One would surmise, provided Blake’s value, celeb status, popularity and significant taped output that we would know something about the male. And after more than 5 years of searching carried out by specialists on behalf of Blind Blake, we still don’t know anything verifiable about Blake which he does not inform us on his records.

Practically all of what is “understood” about Blind Blake beyond that is a mix of guesswork, rumor, slander and nonsense. At one point a theory was advanced that Blind Blake’s real name was “Arthur Phelps” and it is under this name that Blake’s entry is submitted in Sheldon Harris’ Blues Who’s Who. But the theory is easily debunked by Blake himself, who mentions on his 1929 recording “Blind Arthur’s Breakdown” that his name is “Arthur Blake.”

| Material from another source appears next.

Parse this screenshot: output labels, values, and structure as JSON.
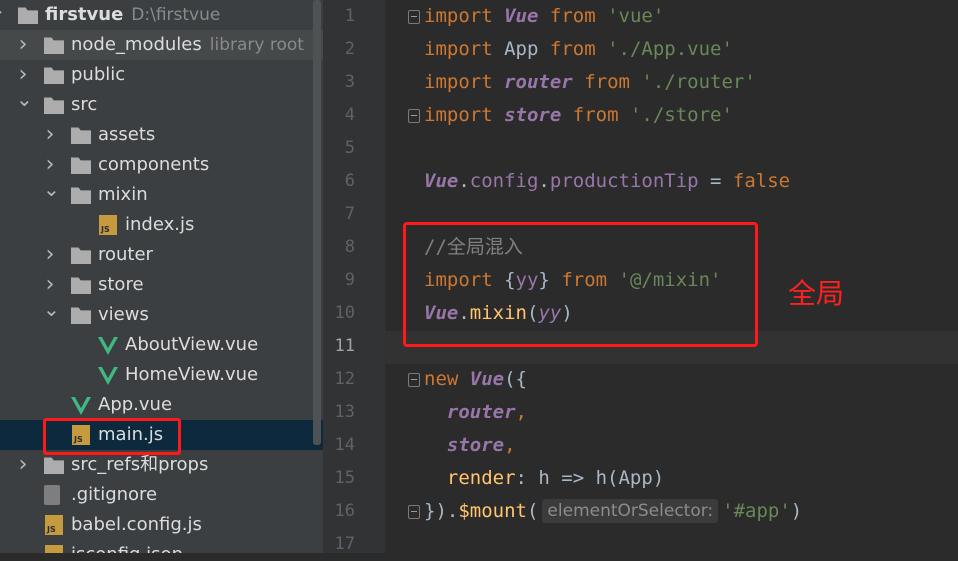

He quickly breaks into Geechee dialect during the course of “Southern Rag,” and this advanced a theory that Blake was truly born in the Georgia Sea Islands and spoke Geechee as a mother tongue, representing his “unpleasant negro dialect” on records like “Early Early Morning Blues.” But there is nothing wrong with Blake’s “negro dialect,” therefore it was easy to disprove this outrageous idea.

Blind Blake is known to have had household in the location of Jacksonville, Florida and was likely born there; Blake may have matured in Georgia. Blake was first seen in Chicago in the mid-1920s. His birth date is assumed to be at some point between 1895-1897, as the only existing image of Blind Blake, taken at his first Paramount session in August, 1926, shows a male of about thirty. Interviews with some of the musicians personally acquainted with Blake only expose that he had a seemingly limitless hunger for liquor.

Nobody has discovered any reputable account of what took place to Blind Blake after his last Paramount session in June 1932. The story that has actually Blake killed in Chicago soon after his Paramount date did not hold up after an extensive search of regional authorities files.

The most reasonable notion about what may’ve happened to Blind Blake after 1932 is that he drifted back to Jacksonville and lived a few years more, with 1937 recommended as a possible date of death. In the summertime of 1935, Mary Elizabeth Barnicle led an Archive of Folk Tune exploration into the area where Blake is most likely to have actually transplanted and canvassed it for black musicians, yet never encountered him.

A number of the recordings made by Blind Blake are singled out as traditional early blues performances, too numerous to be listed in detail here. However a couple of that stand out consist of “Morning Blues,” “Too Tight,” “Skeedle Loo Doo Blues,” “That Will Never Ever Take Place No More,” “Southern Rag,” “Diddie Wa Diddie,” “Cops Canine Blues,” “Playing Policy Blues” and “Exemplary Blues.” Several of Blind Blake’s initial tunes are by now country-blues standards, and evaluating from the more developments in Atlanta-based Piedmont blues, Blake’s influence there should’ve been formidable …